I spent last week week at the Cloud Identity Summit and came away with a disturbing conclusion - Commercial enterprises in the U.S. either don't care about privacy or don't consider privacy a priority.
CIS is billed as the premier identity conference held in the U.S mainland and it is notable for the caliber and diversity of its attendees.
This gathering of people in one place, at one time, provides massive value and you can be assured of having great, in-depth, and nuanced conversations on a wide range of identity topics with fellow attendees simply by showing up and actively engaging.
However, I was both surprised and disappointed by the lack of focus or priority on privacy in the official conference track. And that started with the two opening keynotes where the term "privacy" was not mentioned at all - I am absolutely sure about this, as I was actively listening for it.
Yes, there were a very small number of sessions that focused on it - Robin Wilton's Ethical data use and Jenn Behrens' User-centric privacy come to mind. Oh, BTW, those two sessions were in the same time slot (last day, right before lunch) so you needed to pick one or the other to attend.

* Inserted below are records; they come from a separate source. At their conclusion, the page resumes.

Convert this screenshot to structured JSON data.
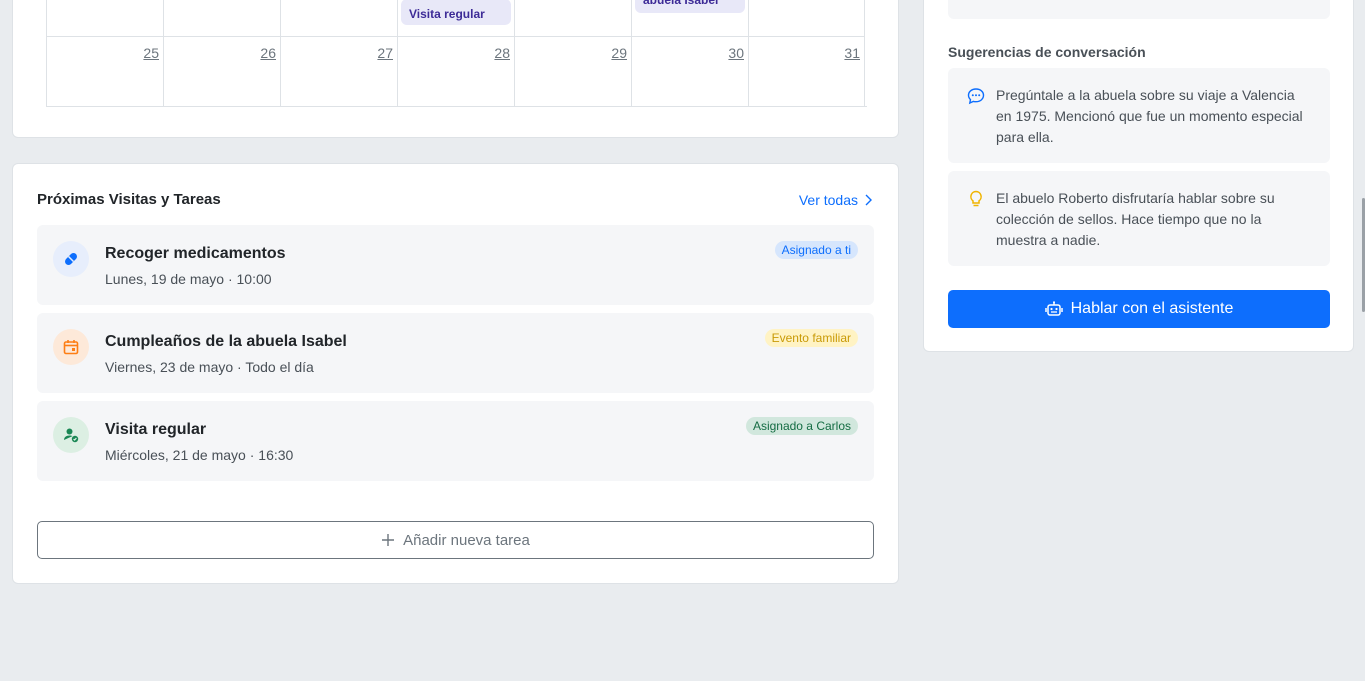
{
  "calendar": {
    "prev_row_events": [
      {
        "col": 3,
        "text": "Visita regular"
      },
      {
        "col": 5,
        "text": "abuela Isabel"
      }
    ],
    "last_week_days": [
      "25",
      "26",
      "27",
      "28",
      "29",
      "30",
      "31"
    ]
  },
  "tasks": {
    "title": "Próximas Visitas y Tareas",
    "see_all": "Ver todas",
    "items": [
      {
        "title": "Recoger medicamentos",
        "subtitle": "Lunes, 19 de mayo · 10:00",
        "badge": "Asignado a ti",
        "icon": "pill-icon",
        "icon_bg": "#e7eefc",
        "icon_color": "#0d6efd",
        "badge_bg": "#d6e6fd",
        "badge_color": "#0d6efd"
      },
      {
        "title": "Cumpleaños de la abuela Isabel",
        "subtitle": "Viernes, 23 de mayo · Todo el día",
        "badge": "Evento familiar",
        "icon": "calendar-event-icon",
        "icon_bg": "#fde9d9",
        "icon_color": "#fd7e14",
        "badge_bg": "#fff3c4",
        "badge_color": "#c99a06"
      },
      {
        "title": "Visita regular",
        "subtitle": "Miércoles, 21 de mayo · 16:30",
        "badge": "Asignado a Carlos",
        "icon": "person-check-icon",
        "icon_bg": "#dcefe3",
        "icon_color": "#198754",
        "badge_bg": "#d1e7dd",
        "badge_color": "#146c43"
      }
    ],
    "add_label": "Añadir nueva tarea"
  },
  "assistant": {
    "suggestions_title": "Sugerencias de conversación",
    "suggestions": [
      {
        "icon": "chat-dots-icon",
        "text": "Pregúntale a la abuela sobre su viaje a Valencia en 1975. Mencionó que fue un momento especial para ella."
      },
      {
        "icon": "lightbulb-icon",
        "text": "El abuelo Roberto disfrutaría hablar sobre su colección de sellos. Hace tiempo que no la muestra a nadie."
      }
    ],
    "button_label": "Hablar con el asistente"
  },
  "colors": {
    "primary": "#0d6efd",
    "event_purple": "#3d2b97",
    "page_bg": "#e9ecef"
  }
}
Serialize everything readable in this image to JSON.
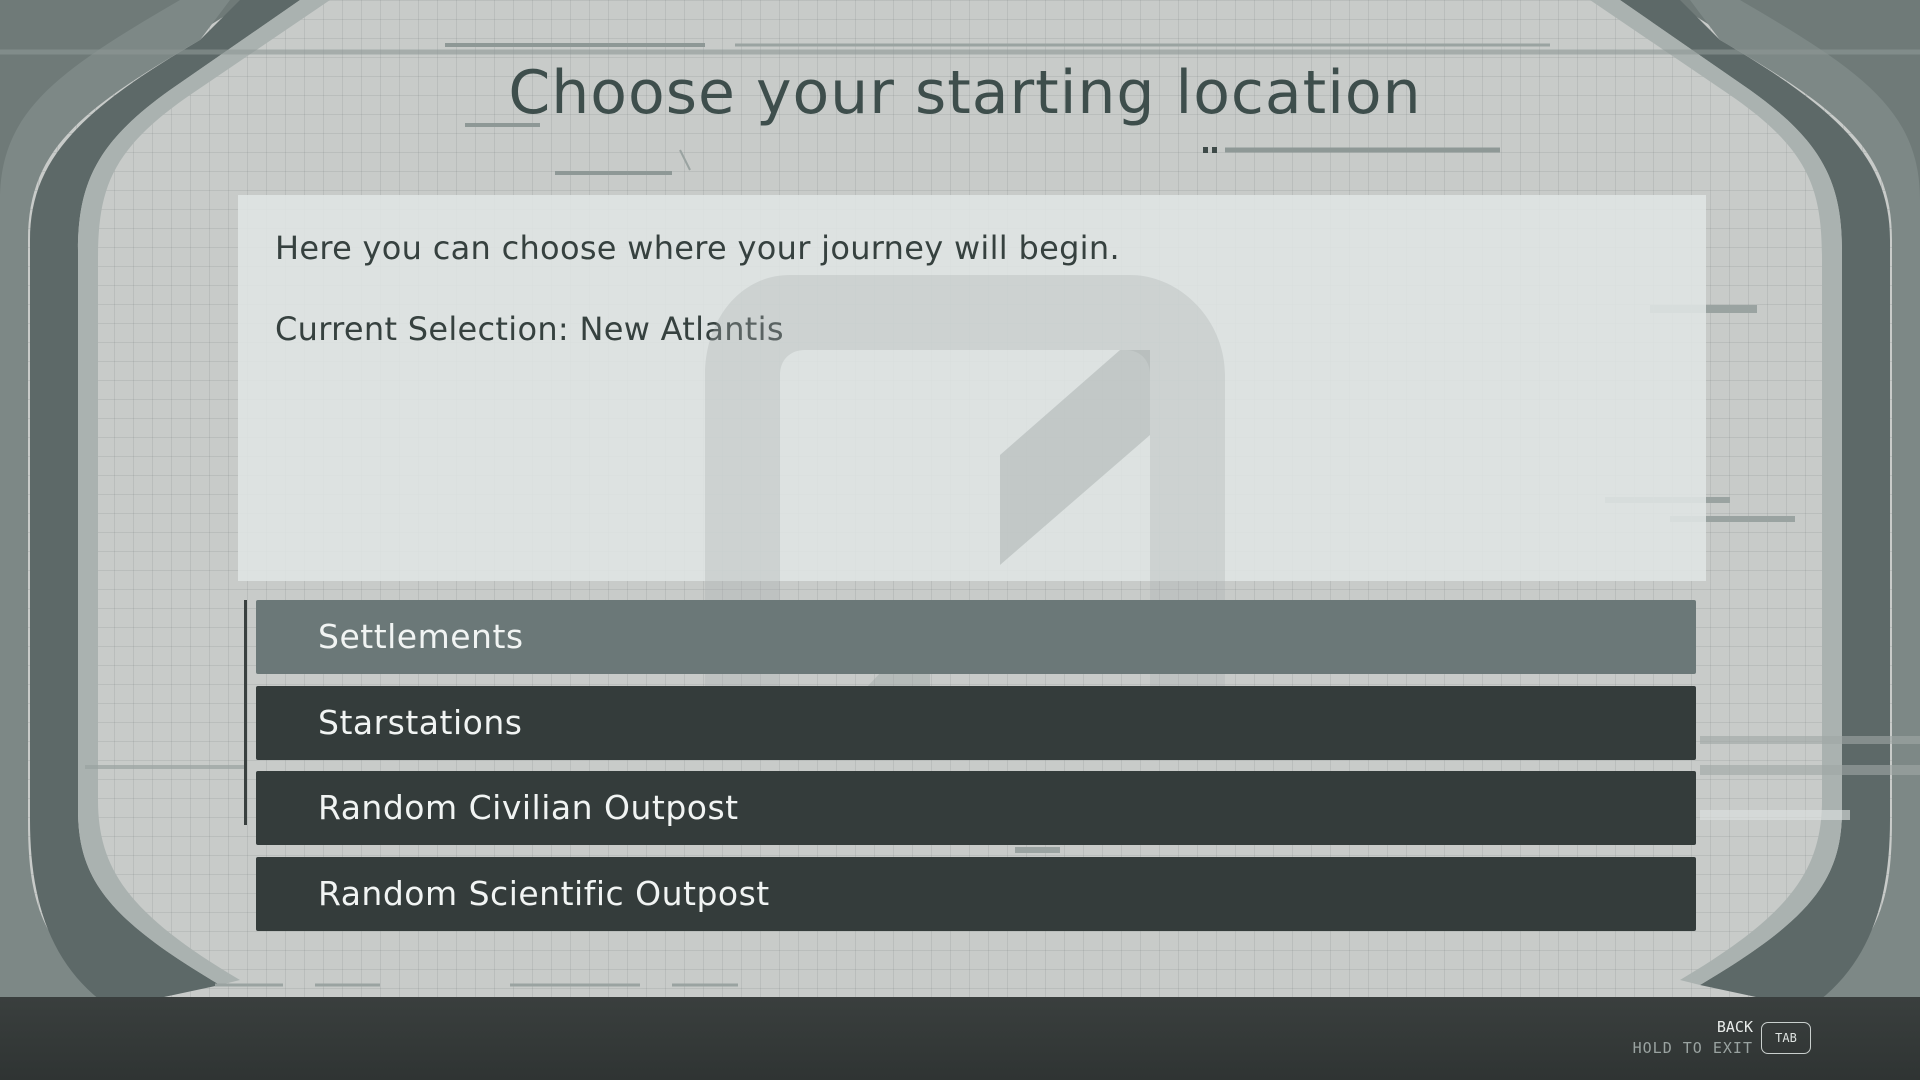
{
  "screen": {
    "title": "Choose your starting location"
  },
  "info": {
    "intro": "Here you can choose where your journey will begin.",
    "current_selection": "Current Selection: New Atlantis"
  },
  "menu": {
    "items": [
      {
        "label": "Settlements",
        "selected": true
      },
      {
        "label": "Starstations",
        "selected": false
      },
      {
        "label": "Random Civilian Outpost",
        "selected": false
      },
      {
        "label": "Random Scientific Outpost",
        "selected": false
      }
    ]
  },
  "hints": {
    "back_label": "BACK",
    "hold_label": "HOLD TO EXIT",
    "key_label": "TAB"
  },
  "colors": {
    "title": "#3e4e4c",
    "menu_selected": "#6b7878",
    "menu_default": "#343c3b",
    "menu_text": "#f1f4f3"
  },
  "icons": {
    "watermark": "constellation-logo-watermark"
  }
}
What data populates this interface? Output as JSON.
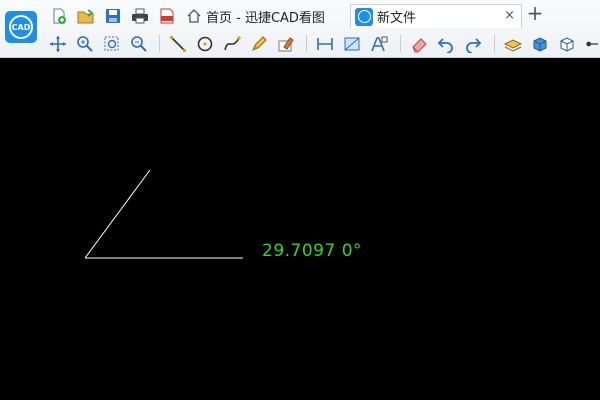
{
  "app": {
    "logo_text": "CAD"
  },
  "file_toolbar": [
    {
      "name": "new-file-icon"
    },
    {
      "name": "open-file-icon"
    },
    {
      "name": "save-icon"
    },
    {
      "name": "print-icon"
    },
    {
      "name": "export-pdf-icon"
    }
  ],
  "tabs": [
    {
      "label": "首页 - 迅捷CAD看图",
      "icon": "home-icon",
      "active": false
    },
    {
      "label": "新文件",
      "icon": "cad-file-icon",
      "active": true,
      "close_symbol": "×"
    }
  ],
  "tab_add_symbol": "+",
  "tool_ribbon": [
    {
      "name": "pan-icon"
    },
    {
      "name": "zoom-in-icon"
    },
    {
      "name": "zoom-window-icon"
    },
    {
      "name": "zoom-out-icon"
    },
    {
      "name": "line-tool-icon"
    },
    {
      "name": "circle-tool-icon"
    },
    {
      "name": "polyline-tool-icon"
    },
    {
      "name": "pencil-tool-icon"
    },
    {
      "name": "annotate-tool-icon"
    },
    {
      "name": "measure-distance-icon"
    },
    {
      "name": "measure-area-icon"
    },
    {
      "name": "text-tool-icon"
    },
    {
      "name": "eraser-icon"
    },
    {
      "name": "undo-icon"
    },
    {
      "name": "redo-icon"
    },
    {
      "name": "layers-icon"
    },
    {
      "name": "3d-view-icon"
    },
    {
      "name": "3d-box-icon"
    },
    {
      "name": "more-tools-icon"
    }
  ],
  "drawing": {
    "background_color": "#000000",
    "line_color": "#ffffff",
    "dimension_color": "#2bd82b",
    "dimension_text": "29.7097 0°"
  }
}
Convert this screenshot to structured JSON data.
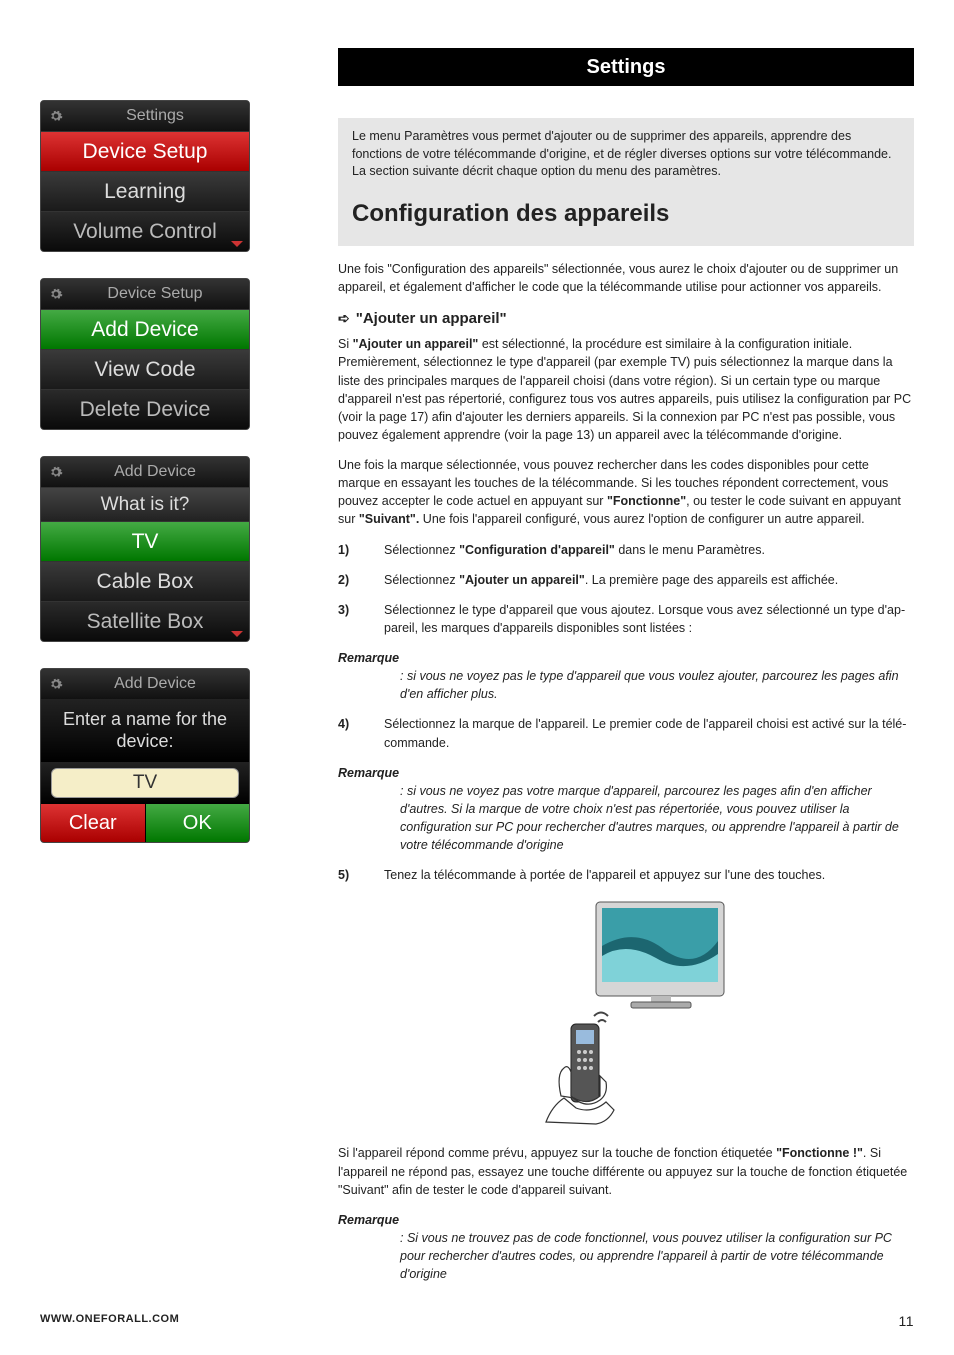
{
  "header": {
    "title": "Settings"
  },
  "panels": {
    "settings": {
      "title": "Settings",
      "items": [
        "Device Setup",
        "Learning",
        "Volume Control"
      ]
    },
    "device_setup": {
      "title": "Device Setup",
      "items": [
        "Add Device",
        "View Code",
        "Delete Device"
      ]
    },
    "add_device_type": {
      "title": "Add Device",
      "question": "What is it?",
      "items": [
        "TV",
        "Cable Box",
        "Satellite Box"
      ]
    },
    "add_device_name": {
      "title": "Add Device",
      "prompt": "Enter a name for the device:",
      "input_value": "TV",
      "clear": "Clear",
      "ok": "OK"
    }
  },
  "content": {
    "intro": "Le menu Paramètres vous permet d'ajouter ou de supprimer des appareils, apprendre des fonctions de votre télécommande d'origine, et de régler diverses options sur votre télécommande. La section suivante décrit chaque option du menu des paramètres.",
    "h2": "Configuration des appareils",
    "p_after_h2": "Une fois \"Configuration des appareils\" sélectionnée, vous aurez le choix d'ajouter ou de supprimer un appareil, et également d'afficher le code que la télécommande utilise pour actionner vos appareils.",
    "sub_h": "\"Ajouter un appareil\"",
    "p1_a": "Si ",
    "p1_b_bold": "\"Ajouter un appareil\"",
    "p1_c": " est sélectionné, la procédure est similaire à la configuration initiale. Premièrement, sélectionnez le type d'appareil (par exemple TV) puis sélectionnez la marque dans la liste des principales marques de l'appareil choisi (dans votre région). Si un certain type ou marque d'appareil n'est pas répertorié, configurez tous vos autres appareils, puis utilisez la configuration par PC (voir la page 17) afin d'ajouter les derniers appareils. Si la connexion par PC n'est pas possible, vous pouvez également apprendre (voir la page 13) un appareil avec la télécommande d'origine.",
    "p2_a": "Une fois la marque sélectionnée, vous pouvez rechercher dans les codes disponibles pour cette marque en essayant les touches de la télécommande. Si les touches répondent correctement, vous pouvez accepter le code actuel en appuyant sur ",
    "p2_b_bold": "\"Fonctionne\"",
    "p2_c": ", ou tester le code suivant en appuyant sur ",
    "p2_d_bold": "\"Suivant\".",
    "p2_e": " Une fois l'appareil configuré, vous aurez l'option de configurer un autre appareil.",
    "steps": [
      {
        "n": "1)",
        "a": "Sélectionnez ",
        "b": "\"Configuration d'appareil\"",
        "c": " dans le menu Paramètres."
      },
      {
        "n": "2)",
        "a": "Sélectionnez ",
        "b": "\"Ajouter un appareil\"",
        "c": ". La première page des appareils est affichée."
      },
      {
        "n": "3)",
        "a": "Sélectionnez le type d'appareil que vous ajoutez. Lorsque vous avez sélectionné un type d'ap­pareil, les marques d'appareils disponibles sont listées :",
        "b": "",
        "c": ""
      }
    ],
    "remark1_label": "Remarque",
    "remark1_text": ": si vous ne voyez pas le type d'appareil que vous voulez ajouter, parcourez les pages afin d'en afficher plus.",
    "step4": {
      "n": "4)",
      "t": "Sélectionnez la marque de l'appareil. Le premier code de l'appareil choisi est activé sur la télé­commande."
    },
    "remark2_label": "Remarque",
    "remark2_text": ": si vous ne voyez pas votre marque d'appareil, parcourez les pages afin d'en afficher d'autres.  Si la marque de votre choix n'est pas répertoriée, vous pouvez utiliser la configuration sur PC pour rechercher d'autres marques, ou apprendre l'appareil à partir de votre télécom­mande d'origine",
    "step5": {
      "n": "5)",
      "t": "Tenez la télécommande à portée de l'appareil et appuyez sur l'une des touches."
    },
    "p_after_img_a": "Si l'appareil répond comme prévu, appuyez sur la touche de fonction étiquetée ",
    "p_after_img_b_bold": "\"Fonctionne !\"",
    "p_after_img_c": ". Si l'appareil ne répond pas, essayez une touche différente ou appuyez sur la touche de fonction étiquetée \"Suivant\"  afin de tester le code d'appareil suivant.",
    "remark3_label": "Remarque",
    "remark3_text": ": Si vous ne trouvez pas de code fonctionnel, vous pouvez utiliser la configuration sur PC pour rechercher d'autres codes, ou apprendre l'appareil à partir de votre télécommande d'origine"
  },
  "footer": {
    "url": "WWW.ONEFORALL.COM",
    "page": "11"
  }
}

The folks who noticed this and remarked on it tended to be public sector folks, whether they were from the U.S, Canada, New Zealand or elsewhere. The excuse for the lack of same, typically from vendors, was that 'privacy is not something our customers are asking for'.
I am not going to bang this drum any more, but I will leave you with a relevant historical note.
Many recent conversations have referenced the WaPo article that talked about how the designers of the Internet did not consider security as part of their design, and much surprise has been expressed at their supposed naivete.
We too are currently at an inflection point when it comes to the future design and use of the Internet, and need to make a conscious choice to weave privacy into the core fabric of security and identity.
So when an opportunity arises to bring together, at one time, a collection of knowledgeable and influential people who work on that core fabric and the tools that operate on it, it is a loss to the community, and our shared future, when such conversations are not encouraged or prioritized.
GOV.UK Verify has started a trial of what they are calling a Basic Identity Account at LOA 1. It will be the fallback account for when they cannot verify the identity of a person using their existing identity verification processes.
I really like the way that they have positioned this - the default will always be a 'Verified Identity Account' at LOA 2. The 'Basic Identity Account' is a fall back when online verification is not possible.
- Interesting data point that UK, Canada and NZ have all positioned their 'Verified Account' at LOA 2. My assumption is that if the RP wants more, it will have to accept the risk and put in compensating controls.
cyberforge: random and relevant
Amazon releases its first information request (transparency) report
NSTIC/NIST and UK IDAP/Cabinet Office have joined the FIDO Alliance. It will be interesting to watch how much of this is a desire to partake in the halo effect of FIDO popularity vs. real engagement (Yes, I am a bit jaded here)